- **ACTIVITY**
Repeat the data exactly, every last line of it.

- **Stored items**
═══

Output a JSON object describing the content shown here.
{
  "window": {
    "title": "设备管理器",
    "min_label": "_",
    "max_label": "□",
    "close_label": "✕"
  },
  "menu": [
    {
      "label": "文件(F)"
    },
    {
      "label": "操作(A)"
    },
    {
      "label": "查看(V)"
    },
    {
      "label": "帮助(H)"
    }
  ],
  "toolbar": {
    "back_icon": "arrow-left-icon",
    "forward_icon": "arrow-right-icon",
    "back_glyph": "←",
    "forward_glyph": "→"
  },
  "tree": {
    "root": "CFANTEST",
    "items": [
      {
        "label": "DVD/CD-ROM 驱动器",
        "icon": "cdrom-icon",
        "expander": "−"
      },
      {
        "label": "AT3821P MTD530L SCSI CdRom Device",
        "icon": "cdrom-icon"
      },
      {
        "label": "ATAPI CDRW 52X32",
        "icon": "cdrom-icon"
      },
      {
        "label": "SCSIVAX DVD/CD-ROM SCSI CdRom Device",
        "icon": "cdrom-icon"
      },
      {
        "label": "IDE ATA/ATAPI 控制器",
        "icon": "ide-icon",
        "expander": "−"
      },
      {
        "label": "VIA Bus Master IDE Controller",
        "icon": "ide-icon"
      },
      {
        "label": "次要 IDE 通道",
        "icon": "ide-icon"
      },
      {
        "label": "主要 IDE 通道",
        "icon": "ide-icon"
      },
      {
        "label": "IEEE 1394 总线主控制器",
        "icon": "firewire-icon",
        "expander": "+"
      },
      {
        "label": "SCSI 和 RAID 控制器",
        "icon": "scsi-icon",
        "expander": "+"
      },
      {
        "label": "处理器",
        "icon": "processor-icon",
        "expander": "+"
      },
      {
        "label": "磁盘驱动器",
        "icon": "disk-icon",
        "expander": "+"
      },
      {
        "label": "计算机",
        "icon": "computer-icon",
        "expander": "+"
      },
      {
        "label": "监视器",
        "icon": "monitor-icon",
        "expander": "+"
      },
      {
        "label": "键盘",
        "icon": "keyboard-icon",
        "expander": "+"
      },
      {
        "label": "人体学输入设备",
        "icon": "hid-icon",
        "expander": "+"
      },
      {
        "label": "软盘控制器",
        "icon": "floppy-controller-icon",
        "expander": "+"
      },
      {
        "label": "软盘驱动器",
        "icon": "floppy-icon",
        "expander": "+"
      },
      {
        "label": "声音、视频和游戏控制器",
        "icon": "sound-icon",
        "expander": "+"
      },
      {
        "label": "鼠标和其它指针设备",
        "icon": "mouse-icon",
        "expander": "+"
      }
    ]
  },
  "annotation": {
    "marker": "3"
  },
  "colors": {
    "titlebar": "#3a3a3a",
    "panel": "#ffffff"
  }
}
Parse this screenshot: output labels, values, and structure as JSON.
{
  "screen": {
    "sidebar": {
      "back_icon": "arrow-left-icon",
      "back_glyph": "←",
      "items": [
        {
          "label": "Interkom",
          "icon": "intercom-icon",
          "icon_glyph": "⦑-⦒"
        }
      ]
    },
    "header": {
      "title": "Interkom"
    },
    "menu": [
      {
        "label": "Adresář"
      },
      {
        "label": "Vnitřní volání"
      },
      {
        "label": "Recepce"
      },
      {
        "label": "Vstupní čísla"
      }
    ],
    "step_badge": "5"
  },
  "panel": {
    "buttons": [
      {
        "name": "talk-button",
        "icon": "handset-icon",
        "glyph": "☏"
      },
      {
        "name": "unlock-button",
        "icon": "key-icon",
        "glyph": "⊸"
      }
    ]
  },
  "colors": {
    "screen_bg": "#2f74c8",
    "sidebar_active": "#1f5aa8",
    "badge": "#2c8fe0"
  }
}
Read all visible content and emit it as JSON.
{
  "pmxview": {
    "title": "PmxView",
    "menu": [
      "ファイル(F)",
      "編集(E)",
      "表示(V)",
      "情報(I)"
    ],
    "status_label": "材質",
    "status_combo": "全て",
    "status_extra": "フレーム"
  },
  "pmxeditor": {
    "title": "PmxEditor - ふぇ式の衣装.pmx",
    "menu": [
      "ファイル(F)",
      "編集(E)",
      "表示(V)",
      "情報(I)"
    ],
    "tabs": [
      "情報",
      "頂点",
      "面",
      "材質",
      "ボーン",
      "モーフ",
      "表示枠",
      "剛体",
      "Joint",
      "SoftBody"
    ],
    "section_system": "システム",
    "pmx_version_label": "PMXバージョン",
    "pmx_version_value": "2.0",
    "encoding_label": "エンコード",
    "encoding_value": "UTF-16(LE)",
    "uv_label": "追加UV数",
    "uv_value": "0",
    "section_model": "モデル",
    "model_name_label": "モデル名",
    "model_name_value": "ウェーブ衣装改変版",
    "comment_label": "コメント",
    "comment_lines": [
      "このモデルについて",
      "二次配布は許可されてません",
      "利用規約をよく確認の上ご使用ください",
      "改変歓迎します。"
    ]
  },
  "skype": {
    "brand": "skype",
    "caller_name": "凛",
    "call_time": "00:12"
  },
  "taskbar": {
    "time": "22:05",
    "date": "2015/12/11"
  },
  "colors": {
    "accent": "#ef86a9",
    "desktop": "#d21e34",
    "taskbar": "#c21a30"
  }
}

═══

- **TASK SOLUTION**
Output a JSON object describing the content shown here.
{
  "window": {
    "title": "设备管理器",
    "min_label": "_",
    "max_label": "□",
    "close_label": "✕"
  },
  "menu": [
    {
      "label": "文件(F)"
    },
    {
      "label": "操作(A)"
    },
    {
      "label": "查看(V)"
    },
    {
      "label": "帮助(H)"
    }
  ],
  "toolbar": {
    "back_icon": "arrow-left-icon",
    "forward_icon": "arrow-right-icon",
    "back_glyph": "←",
    "forward_glyph": "→"
  },
  "tree": {
    "root": "CFANTEST",
    "items": [
      {
        "label": "DVD/CD-ROM 驱动器",
        "icon": "cdrom-icon",
        "expander": "−"
      },
      {
        "label": "AT3821P MTD530L SCSI CdRom Device",
        "icon": "cdrom-icon"
      },
      {
        "label": "ATAPI CDRW 52X32",
        "icon": "cdrom-icon"
      },
      {
        "label": "SCSIVAX DVD/CD-ROM SCSI CdRom Device",
        "icon": "cdrom-icon"
      },
      {
        "label": "IDE ATA/ATAPI 控制器",
        "icon": "ide-icon",
        "expander": "−"
      },
      {
        "label": "VIA Bus Master IDE Controller",
        "icon": "ide-icon"
      },
      {
        "label": "次要 IDE 通道",
        "icon": "ide-icon"
      },
      {
        "label": "主要 IDE 通道",
        "icon": "ide-icon"
      },
      {
        "label": "IEEE 1394 总线主控制器",
        "icon": "firewire-icon",
        "expander": "+"
      },
      {
        "label": "SCSI 和 RAID 控制器",
        "icon": "scsi-icon",
        "expander": "+"
      },
      {
        "label": "处理器",
        "icon": "processor-icon",
        "expander": "+"
      },
      {
        "label": "磁盘驱动器",
        "icon": "disk-icon",
        "expander": "+"
      },
      {
        "label": "计算机",
        "icon": "computer-icon",
        "expander": "+"
      },
      {
        "label": "监视器",
        "icon": "monitor-icon",
        "expander": "+"
      },
      {
        "label": "键盘",
        "icon": "keyboard-icon",
        "expander": "+"
      },
      {
        "label": "人体学输入设备",
        "icon": "hid-icon",
        "expander": "+"
      },
      {
        "label": "软盘控制器",
        "icon": "floppy-controller-icon",
        "expander": "+"
      },
      {
        "label": "软盘驱动器",
        "icon": "floppy-icon",
        "expander": "+"
      },
      {
        "label": "声音、视频和游戏控制器",
        "icon": "sound-icon",
        "expander": "+"
      },
      {
        "label": "鼠标和其它指针设备",
        "icon": "mouse-icon",
        "expander": "+"
      }
    ]
  },
  "annotation": {
    "marker": "3"
  },
  "colors": {
    "titlebar": "#3a3a3a",
    "panel": "#ffffff"
  }
}
Parse this screenshot: output labels, values, and structure as JSON.
{
  "screen": {
    "sidebar": {
      "back_icon": "arrow-left-icon",
      "back_glyph": "←",
      "items": [
        {
          "label": "Interkom",
          "icon": "intercom-icon",
          "icon_glyph": "⦑-⦒"
        }
      ]
    },
    "header": {
      "title": "Interkom"
    },
    "menu": [
      {
        "label": "Adresář"
      },
      {
        "label": "Vnitřní volání"
      },
      {
        "label": "Recepce"
      },
      {
        "label": "Vstupní čísla"
      }
    ],
    "step_badge": "5"
  },
  "panel": {
    "buttons": [
      {
        "name": "talk-button",
        "icon": "handset-icon",
        "glyph": "☏"
      },
      {
        "name": "unlock-button",
        "icon": "key-icon",
        "glyph": "⊸"
      }
    ]
  },
  "colors": {
    "screen_bg": "#2f74c8",
    "sidebar_active": "#1f5aa8",
    "badge": "#2c8fe0"
  }
}
Read all visible content and emit it as JSON.
{
  "pmxview": {
    "title": "PmxView",
    "menu": [
      "ファイル(F)",
      "編集(E)",
      "表示(V)",
      "情報(I)"
    ],
    "status_label": "材質",
    "status_combo": "全て",
    "status_extra": "フレーム"
  },
  "pmxeditor": {
    "title": "PmxEditor - ふぇ式の衣装.pmx",
    "menu": [
      "ファイル(F)",
      "編集(E)",
      "表示(V)",
      "情報(I)"
    ],
    "tabs": [
      "情報",
      "頂点",
      "面",
      "材質",
      "ボーン",
      "モーフ",
      "表示枠",
      "剛体",
      "Joint",
      "SoftBody"
    ],
    "section_system": "システム",
    "pmx_version_label": "PMXバージョン",
    "pmx_version_value": "2.0",
    "encoding_label": "エンコード",
    "encoding_value": "UTF-16(LE)",
    "uv_label": "追加UV数",
    "uv_value": "0",
    "section_model": "モデル",
    "model_name_label": "モデル名",
    "model_name_value": "ウェーブ衣装改変版",
    "comment_label": "コメント",
    "comment_lines": [
      "このモデルについて",
      "二次配布は許可されてません",
      "利用規約をよく確認の上ご使用ください",
      "改変歓迎します。"
    ]
  },
  "skype": {
    "brand": "skype",
    "caller_name": "凛",
    "call_time": "00:12"
  },
  "taskbar": {
    "time": "22:05",
    "date": "2015/12/11"
  },
  "colors": {
    "accent": "#ef86a9",
    "desktop": "#d21e34",
    "taskbar": "#c21a30"
  }
}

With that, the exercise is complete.